Do you want to add more?

One more thing that I would like to say is that we have formed a committee to [try to] suspend the project. The state level leaders and KNU leaders also help us to stop the project. We, the villagers, will try to stop the project.  We will also be happy if both sides of leaders [KNU and Burma/Myanmar government] help us to oppose the project. However, we worry that we will not be able to make them [the company] suspend the project. There are many other cliffs which they can do [mine] such as Lay Hpoh and A--- Loo cliffs. I think it is the best if they do not touch and conduct [mining] in Maw Lay Cliff. That is all.



[1] KHRG trains community members in southeastern Burma/Myanmar to document individual human rights abuses using a standardised reporting format; conduct interviews with other villagers; and write general updates on the situation in areas with which they are familiar. When conducting interviews, community members are trained to use loose question guidelines, but also to encourage interviewees to speak freely about recent events, raise issues that they consider to be important and share their opinions or perspectives on abuse and other local dynamics.

[2] In order to increase the transparency of KHRG methodology and more directly communicate the experiences and perspectives of villagers in southeastern Burma/Myanmar, KHRG aims to make all field information received available on the KHRG website once it has been processed and translated, subject only to security considerations. For additional reports categorised by Type, Issue, Location and Year, please see the Related Readings component following each report on KHRG’s website.

[3] The Karen National Liberation Army is the armed wing of the Karen National Union (KNU) which is the main Karen group opposing the government.

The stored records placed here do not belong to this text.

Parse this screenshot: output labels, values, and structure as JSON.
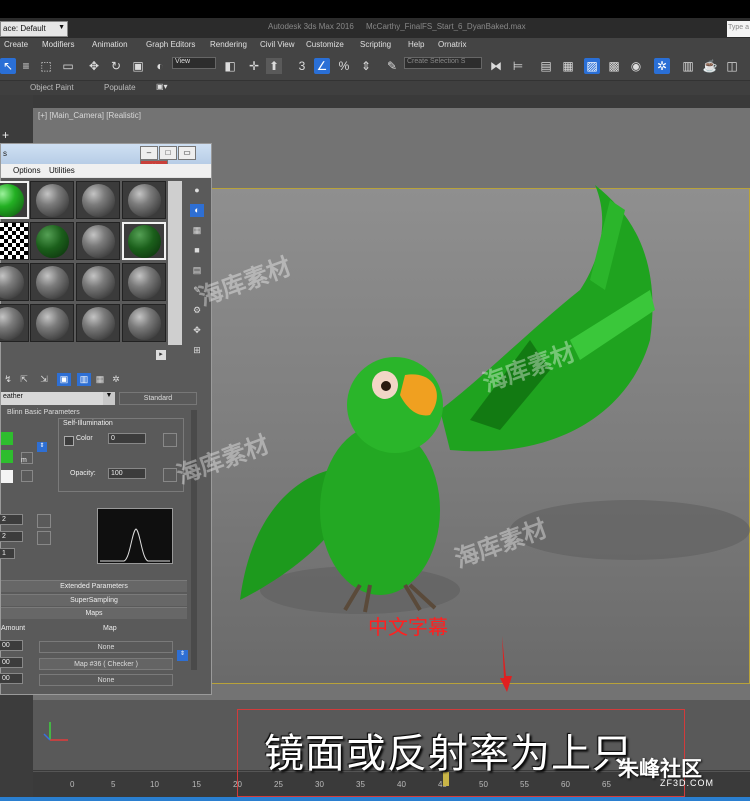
{
  "window": {
    "workspace": "ace: Default",
    "title": "Autodesk 3ds Max 2016",
    "file": "McCarthy_FinalFS_Start_6_DyanBaked.max",
    "search_placeholder": "Type a"
  },
  "menus": [
    "Create",
    "Modifiers",
    "Animation",
    "Graph Editors",
    "Rendering",
    "Civil View",
    "Customize",
    "Scripting",
    "Help",
    "Ornatrix"
  ],
  "toolbar": {
    "view_dropdown": "View",
    "selection_set_placeholder": "Create Selection S",
    "snap_label": "3",
    "percent_label": "%",
    "icons": [
      "select-icon",
      "select-region-icon",
      "move-icon",
      "rotate-icon",
      "scale-icon",
      "link-icon",
      "pivot-icon",
      "snap-icon",
      "angle-snap-icon",
      "percent-snap-icon",
      "spinner-snap-icon",
      "named-selection-icon",
      "mirror-icon",
      "align-icon",
      "layer-icon",
      "ribbon-icon",
      "curve-editor-icon",
      "schematic-icon",
      "material-editor-icon",
      "render-setup-icon",
      "render-frame-icon",
      "render-icon"
    ]
  },
  "ribbon": {
    "object_paint": "Object Paint",
    "populate": "Populate"
  },
  "viewport": {
    "label": "[+] [Main_Camera] [Realistic]"
  },
  "material_editor": {
    "title": "s",
    "menus": [
      "Options",
      "Utilities"
    ],
    "material_name": "eather",
    "material_type": "Standard",
    "rollouts": {
      "basic": "Blinn Basic Parameters",
      "extended": "Extended Parameters",
      "supersampling": "SuperSampling",
      "maps": "Maps"
    },
    "self_illumination": "Self-Illumination",
    "color_label": "Color",
    "color_value": "0",
    "opacity_label": "Opacity:",
    "opacity_value": "100",
    "m_label": "m",
    "spec_values": [
      "2",
      "2",
      "1"
    ],
    "maps_headers": {
      "amount": "Amount",
      "map": "Map"
    },
    "map_rows": [
      {
        "amount": "00",
        "map": "None"
      },
      {
        "amount": "00",
        "map": "Map #36  ( Checker )"
      },
      {
        "amount": "00",
        "map": "None"
      }
    ]
  },
  "timeline": {
    "ticks": [
      "0",
      "5",
      "10",
      "15",
      "20",
      "25",
      "30",
      "35",
      "40",
      "45",
      "50",
      "55",
      "60",
      "65"
    ],
    "current_frame": 45
  },
  "overlays": {
    "subtitle_main": "镜面或反射率为上只",
    "subtitle_cn": "中文字幕",
    "watermark": "海库素材",
    "logo": "朱峰社区",
    "logo_sub": "ZF3D.COM"
  }
}
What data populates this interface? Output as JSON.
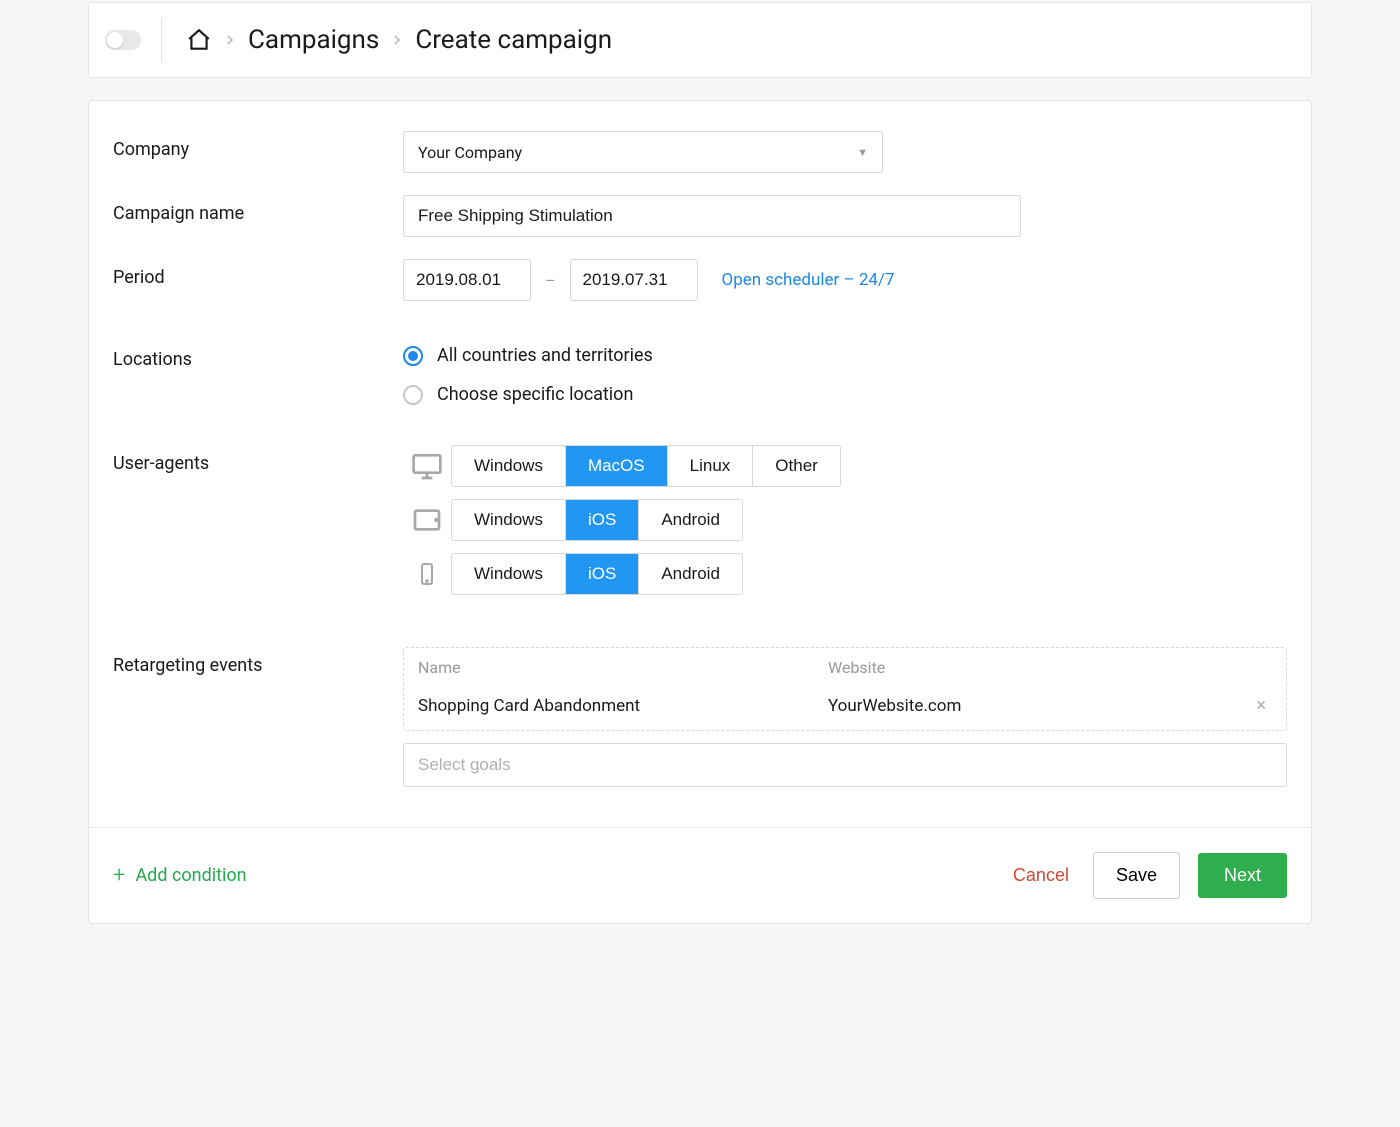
{
  "breadcrumb": {
    "campaigns": "Campaigns",
    "current": "Create campaign"
  },
  "form": {
    "company_label": "Company",
    "company_value": "Your Company",
    "campaign_name_label": "Campaign name",
    "campaign_name_value": "Free Shipping Stimulation",
    "period_label": "Period",
    "period_from": "2019.08.01",
    "period_to": "2019.07.31",
    "scheduler_link": "Open scheduler – 24/7",
    "locations_label": "Locations",
    "locations_all": "All countries and territories",
    "locations_specific": "Choose specific location",
    "user_agents_label": "User-agents",
    "ua": {
      "desktop": {
        "options": [
          "Windows",
          "MacOS",
          "Linux",
          "Other"
        ],
        "selected": "MacOS"
      },
      "tablet": {
        "options": [
          "Windows",
          "iOS",
          "Android"
        ],
        "selected": "iOS"
      },
      "mobile": {
        "options": [
          "Windows",
          "iOS",
          "Android"
        ],
        "selected": "iOS"
      }
    },
    "retargeting_label": "Retargeting events",
    "events": {
      "headers": {
        "name": "Name",
        "website": "Website"
      },
      "rows": [
        {
          "name": "Shopping Card Abandonment",
          "website": "YourWebsite.com"
        }
      ],
      "goals_placeholder": "Select goals"
    }
  },
  "footer": {
    "add_condition": "Add condition",
    "cancel": "Cancel",
    "save": "Save",
    "next": "Next"
  }
}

[4] For more information regarding the Maw Lay Cliff (also known as Min Lwin mountain) stone mining for cement project see “Thaton Situation Update: Thaton Township, January to June 2015”, KHRG, January 2016, “Thaton Field Report: January to December 2015,” KHRG, August 2016, and  “Thaton Interview: U A---, 2016,” KHRG, May 2016.

[5] For more information on this company, see, “Thaton Situation Update: Thaton Township, April 2014,” KHRG, January 2015, “Residents call on KNU to scrap contentious cement factory plans,” Karen News, June 2017.

[6] The Karen National Union (KNU) is the main Karen group opposing the government.

[7] All conversion estimates for the kyat in this report are based on the October 4th 2017 official market rate of 1363 kyat to US $1.